Assessees are aware that in computing business income a deduction is available under Section 37 of the Income-Tax Act (Act) for revenue expenditure which is incurred wholly and exclusively for the business during the year. The position all along has been that contingent liabilities do not constitute allowable expenditure and are not deductible even under the mercantile system of accounting, though what is contingent and what is not would depend on the facts of each case.
Apex court rulings
Thus, as held by the Supreme Court in CIT vs Swadeshi Cotton and Flour Mills P. Ltd. (53 ITR 134), a claim made by a third party against an assessee in respect of a contractual liability which is not admitted by the assessee but is disputed by him would be deductible only on finality, viz. on an award or a decree being passed or when the dispute is finally settled.
However, as laid down by the Supreme Court in Kedarnath Jute Mfg. Co. Ltd vs CIT (82 ITR 363), a statutory liability is always allowable even if disputed by the assessee, subject to the provisions of Section 43B of the Act.
A different view
In a recent decision, the Delhi High Court expressed a different view in connection with deduction for a disputed contractual liability.
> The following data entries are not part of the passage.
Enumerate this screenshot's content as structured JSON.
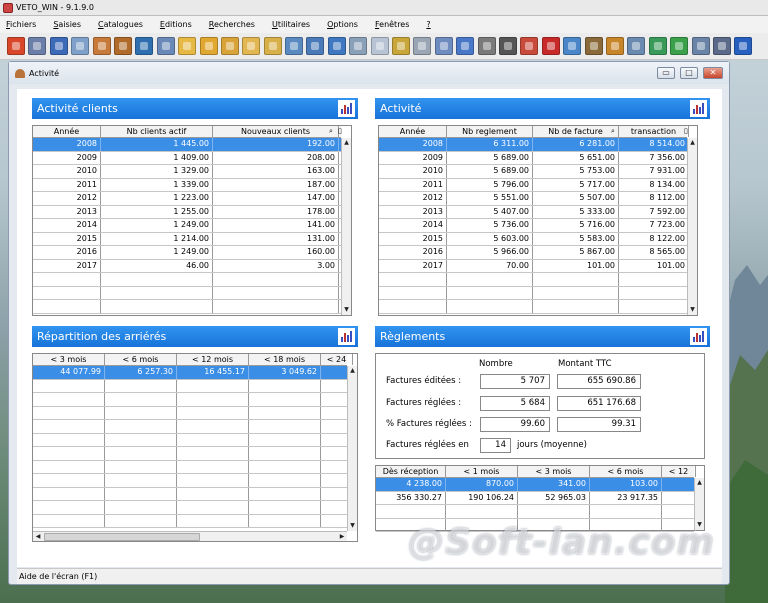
{
  "app": {
    "title": "VETO_WIN - 9.1.9.0"
  },
  "menu": {
    "items": [
      {
        "first": "F",
        "rest": "ichiers"
      },
      {
        "first": "S",
        "rest": "aisies"
      },
      {
        "first": "C",
        "rest": "atalogues"
      },
      {
        "first": "E",
        "rest": "ditions"
      },
      {
        "first": "R",
        "rest": "echerches"
      },
      {
        "first": "U",
        "rest": "tilitaires"
      },
      {
        "first": "O",
        "rest": "ptions"
      },
      {
        "first": "F",
        "rest": "enêtres"
      },
      {
        "first": "?",
        "rest": ""
      }
    ]
  },
  "toolbar": {
    "icons": [
      {
        "name": "power-icon",
        "color": "#d9472b"
      },
      {
        "name": "printer-icon",
        "color": "#6b7fa8"
      },
      {
        "name": "calculator-icon",
        "color": "#3e6bb8"
      },
      {
        "name": "cash-register-icon",
        "color": "#7fa0c8"
      },
      {
        "name": "clients-icon",
        "color": "#c87a3a"
      },
      {
        "name": "animals-icon",
        "color": "#b06a2a"
      },
      {
        "name": "globe-icon",
        "color": "#2f6fb0"
      },
      {
        "name": "documents-icon",
        "color": "#6a89b8"
      },
      {
        "name": "folder-icon",
        "color": "#e6b844"
      },
      {
        "name": "folder-open-icon",
        "color": "#e0a830"
      },
      {
        "name": "folder-edit-icon",
        "color": "#d8a43a"
      },
      {
        "name": "folder-note-icon",
        "color": "#e2b650"
      },
      {
        "name": "edit-icon",
        "color": "#d7b04a"
      },
      {
        "name": "network-icon",
        "color": "#5a8ac0"
      },
      {
        "name": "tree-icon",
        "color": "#4a7ab8"
      },
      {
        "name": "transfer-icon",
        "color": "#3f78c0"
      },
      {
        "name": "ticket-icon",
        "color": "#8aa0b8"
      },
      {
        "name": "envelope-icon",
        "color": "#b8c4d4"
      },
      {
        "name": "key-icon",
        "color": "#c9a63a"
      },
      {
        "name": "fax-icon",
        "color": "#9aa6b4"
      },
      {
        "name": "chart-icon",
        "color": "#6f8cc0"
      },
      {
        "name": "calendar-icon",
        "color": "#4a78c8"
      },
      {
        "name": "phone-icon",
        "color": "#7a7a7a"
      },
      {
        "name": "barcode-icon",
        "color": "#555555"
      },
      {
        "name": "scanner-icon",
        "color": "#c84a3a"
      },
      {
        "name": "heart-icon",
        "color": "#c82a2a"
      },
      {
        "name": "book-icon",
        "color": "#4a86c8"
      },
      {
        "name": "camera-icon",
        "color": "#8a6a3a"
      },
      {
        "name": "home-icon",
        "color": "#c8862a"
      },
      {
        "name": "id-card-icon",
        "color": "#6a8ab0"
      },
      {
        "name": "share-icon",
        "color": "#3a9a5a"
      },
      {
        "name": "mail-check-icon",
        "color": "#3aa04a"
      },
      {
        "name": "pen-icon",
        "color": "#6a84a8"
      },
      {
        "name": "date-icon",
        "color": "#5a6a88"
      },
      {
        "name": "help-icon",
        "color": "#2860c0"
      }
    ]
  },
  "window": {
    "title": "Activité",
    "btn_min": "▭",
    "btn_max": "□",
    "btn_close": "✕"
  },
  "panels": {
    "activite_clients": {
      "title": "Activité clients",
      "columns": [
        "Année",
        "Nb clients actif",
        "Nouveaux clients"
      ],
      "rows": [
        [
          "2008",
          "1 445.00",
          "192.00"
        ],
        [
          "2009",
          "1 409.00",
          "208.00"
        ],
        [
          "2010",
          "1 329.00",
          "163.00"
        ],
        [
          "2011",
          "1 339.00",
          "187.00"
        ],
        [
          "2012",
          "1 223.00",
          "147.00"
        ],
        [
          "2013",
          "1 255.00",
          "178.00"
        ],
        [
          "2014",
          "1 249.00",
          "141.00"
        ],
        [
          "2015",
          "1 214.00",
          "131.00"
        ],
        [
          "2016",
          "1 249.00",
          "160.00"
        ],
        [
          "2017",
          "46.00",
          "3.00"
        ]
      ],
      "blank_rows": 3
    },
    "activite": {
      "title": "Activité",
      "columns": [
        "Année",
        "Nb reglement",
        "Nb de facture",
        "transaction"
      ],
      "rows": [
        [
          "2008",
          "6 311.00",
          "6 281.00",
          "8 514.00"
        ],
        [
          "2009",
          "5 689.00",
          "5 651.00",
          "7 356.00"
        ],
        [
          "2010",
          "5 689.00",
          "5 753.00",
          "7 931.00"
        ],
        [
          "2011",
          "5 796.00",
          "5 717.00",
          "8 134.00"
        ],
        [
          "2012",
          "5 551.00",
          "5 507.00",
          "8 112.00"
        ],
        [
          "2013",
          "5 407.00",
          "5 333.00",
          "7 592.00"
        ],
        [
          "2014",
          "5 736.00",
          "5 716.00",
          "7 723.00"
        ],
        [
          "2015",
          "5 603.00",
          "5 583.00",
          "8 122.00"
        ],
        [
          "2016",
          "5 966.00",
          "5 867.00",
          "8 565.00"
        ],
        [
          "2017",
          "70.00",
          "101.00",
          "101.00"
        ]
      ],
      "blank_rows": 3
    },
    "arrieres": {
      "title": "Répartition des arriérés",
      "columns": [
        "< 3 mois",
        "< 6 mois",
        "< 12 mois",
        "< 18 mois",
        "< 24"
      ],
      "rows": [
        [
          "44 077.99",
          "6 257.30",
          "16 455.17",
          "3 049.62",
          ""
        ]
      ],
      "blank_rows": 11
    },
    "reglements": {
      "title": "Règlements",
      "col_nombre": "Nombre",
      "col_montant": "Montant TTC",
      "lbl_editees": "Factures éditées :",
      "editees_nb": "5 707",
      "editees_mt": "655 690.86",
      "lbl_reglees": "Factures réglées :",
      "reglees_nb": "5 684",
      "reglees_mt": "651 176.68",
      "lbl_pct": "% Factures réglées :",
      "pct_nb": "99.60",
      "pct_mt": "99.31",
      "lbl_en": "Factures réglées en",
      "jours": "14",
      "lbl_jours": "jours (moyenne)",
      "columns": [
        "Dès réception",
        "< 1 mois",
        "< 3 mois",
        "< 6 mois",
        "< 12"
      ],
      "rows": [
        [
          "4 238.00",
          "870.00",
          "341.00",
          "103.00",
          ""
        ],
        [
          "356 330.27",
          "190 106.24",
          "52 965.03",
          "23 917.35",
          ""
        ]
      ],
      "blank_rows": 2
    }
  },
  "status": {
    "text": "Aide de l'écran (F1)"
  },
  "watermark": {
    "text": "@Soft-lan.com"
  }
}
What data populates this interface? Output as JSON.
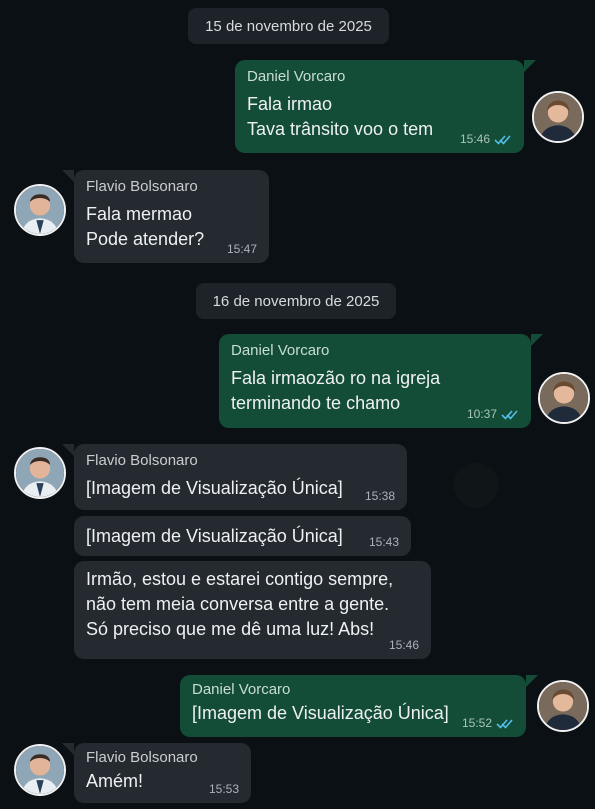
{
  "dates": [
    "15 de novembro de 2025",
    "16 de novembro de 2025"
  ],
  "messages": [
    {
      "sender": "Daniel Vorcaro",
      "lines": [
        "Fala irmao",
        "Tava trânsito voo o tem"
      ],
      "time": "15:46"
    },
    {
      "sender": "Flavio Bolsonaro",
      "lines": [
        "Fala mermao",
        "Pode atender?"
      ],
      "time": "15:47"
    },
    {
      "sender": "Daniel Vorcaro",
      "lines": [
        "Fala irmaozão ro na igreja",
        "terminando te chamo"
      ],
      "time": "10:37"
    },
    {
      "sender": "Flavio Bolsonaro",
      "lines": [
        "[Imagem de Visualização Única]"
      ],
      "time": "15:38"
    },
    {
      "lines": [
        "[Imagem de Visualização Única]"
      ],
      "time": "15:43"
    },
    {
      "lines": [
        "Irmão, estou e estarei contigo sempre,",
        "não tem meia conversa entre a gente.",
        "Só preciso que me dê uma luz! Abs!"
      ],
      "time": "15:46"
    },
    {
      "sender": "Daniel Vorcaro",
      "lines": [
        "[Imagem de Visualização Única]"
      ],
      "time": "15:52"
    },
    {
      "sender": "Flavio Bolsonaro",
      "lines": [
        "Amém!"
      ],
      "time": "15:53"
    }
  ],
  "colors": {
    "background": "#0b1014",
    "outgoing_bubble": "#144d37",
    "incoming_bubble": "#242a2f",
    "read_ticks": "#53bdeb"
  },
  "icons": {
    "read_receipt": "double-check-icon"
  }
}
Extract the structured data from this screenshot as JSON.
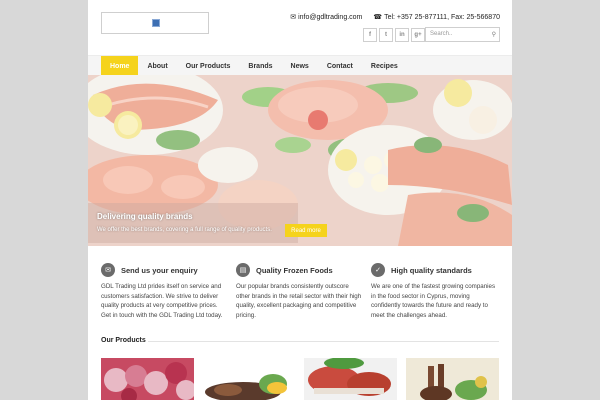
{
  "header": {
    "email": "info@gdltrading.com",
    "phone": "Tel: +357 25-877111, Fax: 25-566870",
    "social": [
      "f",
      "t",
      "in",
      "g+"
    ],
    "search_placeholder": "Search.."
  },
  "nav": {
    "items": [
      "Home",
      "About",
      "Our Products",
      "Brands",
      "News",
      "Contact",
      "Recipes"
    ]
  },
  "hero": {
    "title": "Delivering quality brands",
    "subtitle": "We offer the best brands, covering a full range of quality products.",
    "button": "Read more"
  },
  "features": [
    {
      "title": "Send us your enquiry",
      "icon": "envelope-icon",
      "text": "GDL Trading Ltd prides itself on service and customers satisfaction. We strive to deliver quality products at very competitive prices. Get in touch with the GDL Trading Ltd today."
    },
    {
      "title": "Quality Frozen Foods",
      "icon": "list-icon",
      "text": "Our popular brands consistently outscore other brands in the retail sector with their high quality, excellent packaging and competitive pricing."
    },
    {
      "title": "High quality standards",
      "icon": "check-icon",
      "text": "We are one of the fastest growing companies in the food sector in Cyprus, moving confidently towards the future and ready to meet the challenges ahead."
    }
  ],
  "products": {
    "title": "Our Products"
  },
  "colors": {
    "accent": "#f5d31c",
    "side_band": "#d8d8d8"
  }
}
In the R. C. Gupta vs CIT (298 ITR 161) case, the assessee claimed a deduction for the liability towards purchases of raw material.
The amount claimed represented disputed liability for purchases made in the earlier years but claimed as a deduction in the current year since a suit for recovery had been filed by the supplier during the current year.
The Tribunal disallowed the claim of the assessee on the settled principle that as long as the dispute continued and the assessee kept resisting the liability it would not be able to claim deduction even under the mercantile system of accounting.
On further appeal, the claim for deduction was allowed by the High Court. The court referred to the Supreme Court decision in the Bharat Earth Movers vs CIT (245 ITR 428) case, in which it was held that if a liability had definitely arisen in the accounting year, the deduction should be allowed although the liability may have to be quantified and discharged at a later date, though what should be certain is the incurring of the liability.
The liability should be capable of being estimated with reasonable certainty, though actual quantification may not be possible. The Supreme Court held that if these requirements were satisfied then the liability would not be a contingent one and it would not make any difference if the future date on which the liability would have to be discharged is not certain.
The court further held that a condition subsequent the fulfilment of which may result in the reduction or even extinction of the liability would not have the effect of converting that liability into a contingent liability.
Estimating the liability
The Delhi High Court, relying upon the aforesaid decision of the Supreme Court, held that the liability in the case was capable of being estimated with reasonable certainty when a recovery suit was filed by the supplier against the assessee during the year.
(The author is a Senior Manager with Deloitte Haskins & Sells, Mumbai.)
Merely because the liability was not a statutory one it could not be said that the liability was unascertained and contingent. Accordingly, the liability was held to be deductible during the year although it was disputed by the assessee.
The High Court, in arriving at its decision in this case, had considered the earlier principles laid down in Swadeshi Cotton and Flour Mills case, relied by the department in the course of the appeal. The court however relied upon the Supreme Court decision in the Bharat Earth Movers case.
However, it may be noted that the Supreme Court in this decision had emphasised that what should be certain is the incurring of the liability. The court in this case was not concerned with the issue of allowability of a disputed contractual liability but was concerned with deduction for provision for encashment of accrued leave salary which was not capable of actual quantification.
In the facts of the case, the Supreme Court had held that the liability was certain and not contingent. The Delhi High Court in its decision appears to have proceeded on the basis that a liability had definitely arisen on the basis of the claims made, though disputed by the assessee.
It, therefore, appears that in the aforesaid decision there has been a departure from the earlier settled principle that a disputed contractual liability is deductible only when the dispute is finally settled. A subsequent Supreme Court ruling may provide more clarity and certainty on this issue.